You can tell right away that if you are trying to walk here after a rain or crashing waves, you're going to have a bad day. According to the sign, your hands will fly up in the air, and your feet will disappear! All because the amount of friction (grip) between your feet and the boards has reduced.
Banana Peel Slip, Episode 116.
Just how slippery is a banana peel? Slippery enough to kill you? To find out, the Mythbusters, well, step on a lot of banana peels. And slide around on some very special slime. Wearing safety gear the whole time, of course.
The Mythbusters used hundreds of banana peels for their experimenting. Here is what bananas look like growing on a banana plant, before they give up their fruit and peel for science. The giant red thing below them is a flower.
Friction is the amount of grip that exists between two objects that are touching (like your feet and the sidewalk). If what you are walking on feels slippery, that means that there is not a lot of friction between your feet and the sidewalk. Click on the words to the left to get to a page with information about friction. You will use this information to answer questions on the handout below.
For racing, it all comes down to how well the driver can control their car at high speeds. That means having the right kind of tire for the type of track they are on is extremely important. To have enough friction between the tires and the asphalt track shown here, the tires need to be flat and smooth; such tires are called racing slicks.
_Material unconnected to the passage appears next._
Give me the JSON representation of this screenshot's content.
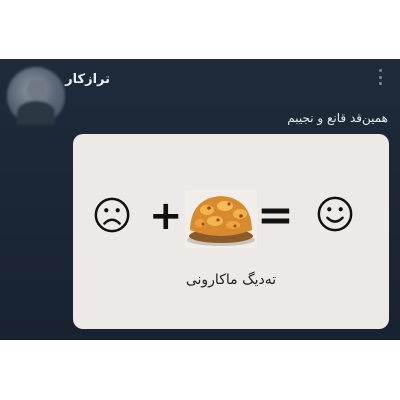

Off-road racing requires a completely different type of tire. You can see in the picture that the terrain is extremely rough, being covered with rocks. Having a knobby tire increases friction between the tire and the surface, because the knobs on the tire can fit around the rocks. However, if these tires were put on a smooth track, there would be lots of sliding and skidding, as a large part of the tire would not be in contact with the asphalt. Similarly, a smooth tire on this rough terrain would not work terribly well either.
For this lab, you'll be using some pretty weird stuff: a scouring pad, a sponge, a sticky caterpillar toy, a rubber ball, a ball covered with suction cups, a marble, and a toy car. This will provide you with some interesting surfaces to test for varying amounts of friction.